Israeli engineers are working on a project augmented reality
Augmented reality (AR) will likely be Apple's next major product innovation, according to analyst Steven Milunovich and his team at UBS. In a research note seen by Business Insider, Milunovich writes that Apple CEO Tim Cook has repeatedly "broken the silence on future products with regards to AR," citing numerous comments he has made about AR as evidence that the company is pursuing it as the next big thing. "According to some industry sources, the company may have over 1,000 engineers working on a project in Israel that could be related to AR," the note also says.
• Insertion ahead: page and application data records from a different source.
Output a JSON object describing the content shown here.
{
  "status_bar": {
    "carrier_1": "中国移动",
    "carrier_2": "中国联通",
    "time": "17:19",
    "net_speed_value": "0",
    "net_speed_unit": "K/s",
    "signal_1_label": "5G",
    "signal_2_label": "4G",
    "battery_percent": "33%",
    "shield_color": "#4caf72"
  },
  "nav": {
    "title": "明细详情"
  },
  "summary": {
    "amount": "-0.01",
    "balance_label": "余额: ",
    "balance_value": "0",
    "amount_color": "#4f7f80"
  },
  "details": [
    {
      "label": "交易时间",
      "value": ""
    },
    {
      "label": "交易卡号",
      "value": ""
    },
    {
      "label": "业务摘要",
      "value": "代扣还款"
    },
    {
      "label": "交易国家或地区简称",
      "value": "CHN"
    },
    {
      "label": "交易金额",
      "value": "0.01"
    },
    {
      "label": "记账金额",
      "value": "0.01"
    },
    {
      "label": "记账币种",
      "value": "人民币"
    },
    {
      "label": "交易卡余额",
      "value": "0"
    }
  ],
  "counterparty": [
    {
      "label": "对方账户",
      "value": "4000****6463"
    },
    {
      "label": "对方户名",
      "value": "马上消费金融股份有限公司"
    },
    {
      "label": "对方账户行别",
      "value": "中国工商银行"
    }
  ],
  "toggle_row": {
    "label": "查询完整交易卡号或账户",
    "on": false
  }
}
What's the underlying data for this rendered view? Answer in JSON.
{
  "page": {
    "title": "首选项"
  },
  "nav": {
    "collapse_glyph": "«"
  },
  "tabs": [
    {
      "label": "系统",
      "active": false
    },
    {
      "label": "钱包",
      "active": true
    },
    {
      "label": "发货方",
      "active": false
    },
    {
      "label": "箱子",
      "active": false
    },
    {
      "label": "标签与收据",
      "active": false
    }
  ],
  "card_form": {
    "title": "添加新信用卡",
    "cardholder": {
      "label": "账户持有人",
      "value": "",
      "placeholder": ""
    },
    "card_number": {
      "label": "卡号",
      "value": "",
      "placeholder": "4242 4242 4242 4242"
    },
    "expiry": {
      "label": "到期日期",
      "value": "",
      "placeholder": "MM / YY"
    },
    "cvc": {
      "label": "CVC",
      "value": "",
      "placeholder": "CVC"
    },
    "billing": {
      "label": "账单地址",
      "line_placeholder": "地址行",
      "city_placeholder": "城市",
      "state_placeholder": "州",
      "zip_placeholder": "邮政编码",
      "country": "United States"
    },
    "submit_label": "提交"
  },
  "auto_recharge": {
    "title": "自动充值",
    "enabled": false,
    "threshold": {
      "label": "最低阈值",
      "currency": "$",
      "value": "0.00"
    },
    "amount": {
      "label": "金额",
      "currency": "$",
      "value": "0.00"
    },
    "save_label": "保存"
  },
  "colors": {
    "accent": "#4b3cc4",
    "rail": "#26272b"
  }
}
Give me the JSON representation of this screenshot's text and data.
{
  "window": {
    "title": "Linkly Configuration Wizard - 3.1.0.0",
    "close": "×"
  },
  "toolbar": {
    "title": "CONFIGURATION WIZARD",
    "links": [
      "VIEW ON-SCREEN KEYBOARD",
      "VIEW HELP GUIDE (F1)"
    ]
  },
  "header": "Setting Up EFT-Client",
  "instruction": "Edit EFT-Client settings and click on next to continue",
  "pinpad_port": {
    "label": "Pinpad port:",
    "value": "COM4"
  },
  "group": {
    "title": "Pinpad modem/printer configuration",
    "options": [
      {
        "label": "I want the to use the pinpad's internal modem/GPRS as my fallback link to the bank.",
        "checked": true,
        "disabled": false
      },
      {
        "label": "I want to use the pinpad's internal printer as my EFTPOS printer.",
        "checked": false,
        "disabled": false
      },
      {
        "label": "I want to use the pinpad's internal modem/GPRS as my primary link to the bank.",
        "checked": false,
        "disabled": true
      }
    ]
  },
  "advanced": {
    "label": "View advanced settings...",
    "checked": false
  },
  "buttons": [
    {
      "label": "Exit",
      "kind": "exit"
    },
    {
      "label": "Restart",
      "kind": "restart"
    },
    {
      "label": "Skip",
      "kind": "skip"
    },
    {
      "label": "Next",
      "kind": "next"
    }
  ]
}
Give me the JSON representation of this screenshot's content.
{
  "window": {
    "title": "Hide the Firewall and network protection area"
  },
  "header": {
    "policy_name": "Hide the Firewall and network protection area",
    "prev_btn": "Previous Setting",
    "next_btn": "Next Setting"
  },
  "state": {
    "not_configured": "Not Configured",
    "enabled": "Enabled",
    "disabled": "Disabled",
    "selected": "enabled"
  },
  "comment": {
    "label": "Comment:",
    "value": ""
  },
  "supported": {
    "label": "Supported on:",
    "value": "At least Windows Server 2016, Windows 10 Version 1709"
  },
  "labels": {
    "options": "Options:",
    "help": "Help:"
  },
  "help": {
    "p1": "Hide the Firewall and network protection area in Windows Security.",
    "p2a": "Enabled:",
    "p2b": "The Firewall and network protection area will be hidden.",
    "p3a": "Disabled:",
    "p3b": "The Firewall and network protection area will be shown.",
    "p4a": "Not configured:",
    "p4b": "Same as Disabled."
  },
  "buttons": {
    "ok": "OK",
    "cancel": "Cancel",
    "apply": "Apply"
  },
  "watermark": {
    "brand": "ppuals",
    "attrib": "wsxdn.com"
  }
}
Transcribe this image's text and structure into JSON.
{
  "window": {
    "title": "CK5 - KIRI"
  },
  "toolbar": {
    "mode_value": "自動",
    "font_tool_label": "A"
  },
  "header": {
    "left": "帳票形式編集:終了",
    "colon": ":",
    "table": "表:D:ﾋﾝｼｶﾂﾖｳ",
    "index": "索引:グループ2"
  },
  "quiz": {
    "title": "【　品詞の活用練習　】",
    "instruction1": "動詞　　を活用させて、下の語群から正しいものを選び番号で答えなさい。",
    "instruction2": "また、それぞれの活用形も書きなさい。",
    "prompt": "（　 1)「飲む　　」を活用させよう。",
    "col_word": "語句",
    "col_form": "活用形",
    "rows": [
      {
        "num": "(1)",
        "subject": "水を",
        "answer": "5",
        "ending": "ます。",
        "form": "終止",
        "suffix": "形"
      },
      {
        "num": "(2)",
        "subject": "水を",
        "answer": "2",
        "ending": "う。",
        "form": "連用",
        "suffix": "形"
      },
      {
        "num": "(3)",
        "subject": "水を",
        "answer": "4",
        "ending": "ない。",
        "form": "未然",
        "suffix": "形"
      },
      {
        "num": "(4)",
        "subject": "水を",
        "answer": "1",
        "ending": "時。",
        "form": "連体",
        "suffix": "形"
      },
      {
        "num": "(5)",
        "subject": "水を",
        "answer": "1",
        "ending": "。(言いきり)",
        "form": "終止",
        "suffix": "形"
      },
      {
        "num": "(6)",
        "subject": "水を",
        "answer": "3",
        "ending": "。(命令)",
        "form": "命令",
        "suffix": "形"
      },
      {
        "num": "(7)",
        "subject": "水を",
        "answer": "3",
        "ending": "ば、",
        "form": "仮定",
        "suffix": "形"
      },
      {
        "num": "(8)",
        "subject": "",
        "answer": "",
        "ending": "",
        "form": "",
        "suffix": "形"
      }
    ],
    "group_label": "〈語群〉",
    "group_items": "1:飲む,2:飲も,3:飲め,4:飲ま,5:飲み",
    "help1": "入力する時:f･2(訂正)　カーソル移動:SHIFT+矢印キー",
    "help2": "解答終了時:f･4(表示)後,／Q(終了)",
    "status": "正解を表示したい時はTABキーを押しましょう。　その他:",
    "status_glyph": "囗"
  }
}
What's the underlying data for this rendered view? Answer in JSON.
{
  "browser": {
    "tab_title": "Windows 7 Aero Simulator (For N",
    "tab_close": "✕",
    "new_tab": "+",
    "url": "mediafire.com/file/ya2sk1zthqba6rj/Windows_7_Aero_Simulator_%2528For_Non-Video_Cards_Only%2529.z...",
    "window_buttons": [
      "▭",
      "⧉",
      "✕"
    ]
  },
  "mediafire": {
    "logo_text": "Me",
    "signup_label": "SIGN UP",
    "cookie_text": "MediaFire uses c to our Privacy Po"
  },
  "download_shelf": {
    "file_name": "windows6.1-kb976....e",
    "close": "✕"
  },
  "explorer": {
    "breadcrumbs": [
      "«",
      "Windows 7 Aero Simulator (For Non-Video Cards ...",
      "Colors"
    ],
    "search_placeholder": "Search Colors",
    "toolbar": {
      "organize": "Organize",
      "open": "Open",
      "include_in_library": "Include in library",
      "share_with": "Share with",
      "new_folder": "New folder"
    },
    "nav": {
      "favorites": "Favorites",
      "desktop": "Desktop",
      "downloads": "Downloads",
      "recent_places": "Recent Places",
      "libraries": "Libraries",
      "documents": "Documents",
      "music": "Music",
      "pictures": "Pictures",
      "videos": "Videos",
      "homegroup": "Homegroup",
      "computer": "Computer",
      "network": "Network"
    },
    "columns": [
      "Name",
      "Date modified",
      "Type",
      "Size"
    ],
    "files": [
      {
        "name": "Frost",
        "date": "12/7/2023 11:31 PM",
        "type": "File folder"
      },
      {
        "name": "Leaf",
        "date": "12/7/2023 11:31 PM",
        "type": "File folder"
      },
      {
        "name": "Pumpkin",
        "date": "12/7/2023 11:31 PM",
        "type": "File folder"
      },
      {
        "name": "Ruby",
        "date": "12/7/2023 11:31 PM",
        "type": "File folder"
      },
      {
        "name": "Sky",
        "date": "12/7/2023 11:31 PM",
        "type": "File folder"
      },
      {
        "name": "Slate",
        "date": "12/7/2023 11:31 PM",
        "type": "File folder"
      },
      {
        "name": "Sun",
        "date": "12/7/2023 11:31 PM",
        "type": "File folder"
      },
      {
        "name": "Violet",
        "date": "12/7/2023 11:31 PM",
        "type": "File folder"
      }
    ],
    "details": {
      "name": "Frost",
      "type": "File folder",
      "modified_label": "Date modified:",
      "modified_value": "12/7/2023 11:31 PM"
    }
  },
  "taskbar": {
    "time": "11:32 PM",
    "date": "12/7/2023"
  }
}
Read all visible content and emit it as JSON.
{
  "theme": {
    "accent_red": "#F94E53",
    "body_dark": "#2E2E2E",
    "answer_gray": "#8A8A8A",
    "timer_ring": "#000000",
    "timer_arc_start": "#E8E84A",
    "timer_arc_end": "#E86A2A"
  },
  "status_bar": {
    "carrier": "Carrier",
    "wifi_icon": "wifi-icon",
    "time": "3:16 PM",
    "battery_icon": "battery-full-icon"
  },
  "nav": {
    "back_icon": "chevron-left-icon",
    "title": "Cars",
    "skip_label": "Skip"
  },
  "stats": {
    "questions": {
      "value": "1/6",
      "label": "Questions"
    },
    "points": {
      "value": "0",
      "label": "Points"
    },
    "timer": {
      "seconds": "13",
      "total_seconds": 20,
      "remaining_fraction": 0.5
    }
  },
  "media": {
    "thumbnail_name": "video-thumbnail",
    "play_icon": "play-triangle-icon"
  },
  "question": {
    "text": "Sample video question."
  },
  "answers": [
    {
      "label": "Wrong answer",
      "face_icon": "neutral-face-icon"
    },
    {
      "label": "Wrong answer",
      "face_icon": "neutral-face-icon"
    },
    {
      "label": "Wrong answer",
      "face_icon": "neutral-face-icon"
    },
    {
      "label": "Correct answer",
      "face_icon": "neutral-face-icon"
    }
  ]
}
Apple has also made numerous AR-related acquisitions including:
- PrimeSense (a 3D sensing company based in Tel Aviv).
- Metaio (developed software that lets users look at products and then apply different colours and finishes, based in Germany).
- RealFace (cyber-security and facial recognition, also in Tel Aviv).
Milunovich notes that Apple appears more interested in AR rather than virtual reality (VR), because the former connects people whereas the latter is often an isolating experience involving a headset that renders the user blind to the real world. AR, by contrast, takes the existing environment and adds a new layer of information to it. For instance, AR apps let you hold up a phone with images superimposed onto the real-world view seen through the camera screen.
This is why Apple is particularly well positioned to be the winner in AR, according to Milunovich. Rather than starting from scratch, Apple can implement AR technology via its installed base — the number of people who already own an Apple product such as an iPhone or iPad. Apple already has the hardware in place, in other words. UBS expects Apple could implement new AR products as early as in the next iPhone, expected later this year, which could include "moderate 3D mapping ... and possibly an AR software development kit," the note says.
In an interview with The Independent earlier this month, Cook compared AR to the iPhone, in that it's "for everyone," "I think AR is that big. It's huge," he said. Here's the summary of recent comments Cook has made about AR from the research note:
- Noting AR is bigger than VR: "It gives the capability for both of us to sit and be very present, talking to each other but also have other things, visually, for both of us to see."
- Comparing AR to the iPhone: "I think AR is that big, it's huge."
- Calling for patience as there are "things to discover before AR is good enough for the mainstream."
- Viewing AR like the silicon in an iPhone: "It's a core technology, not a product per se."
- "Augmented reality will take some time to get right, but I do think that it's profound."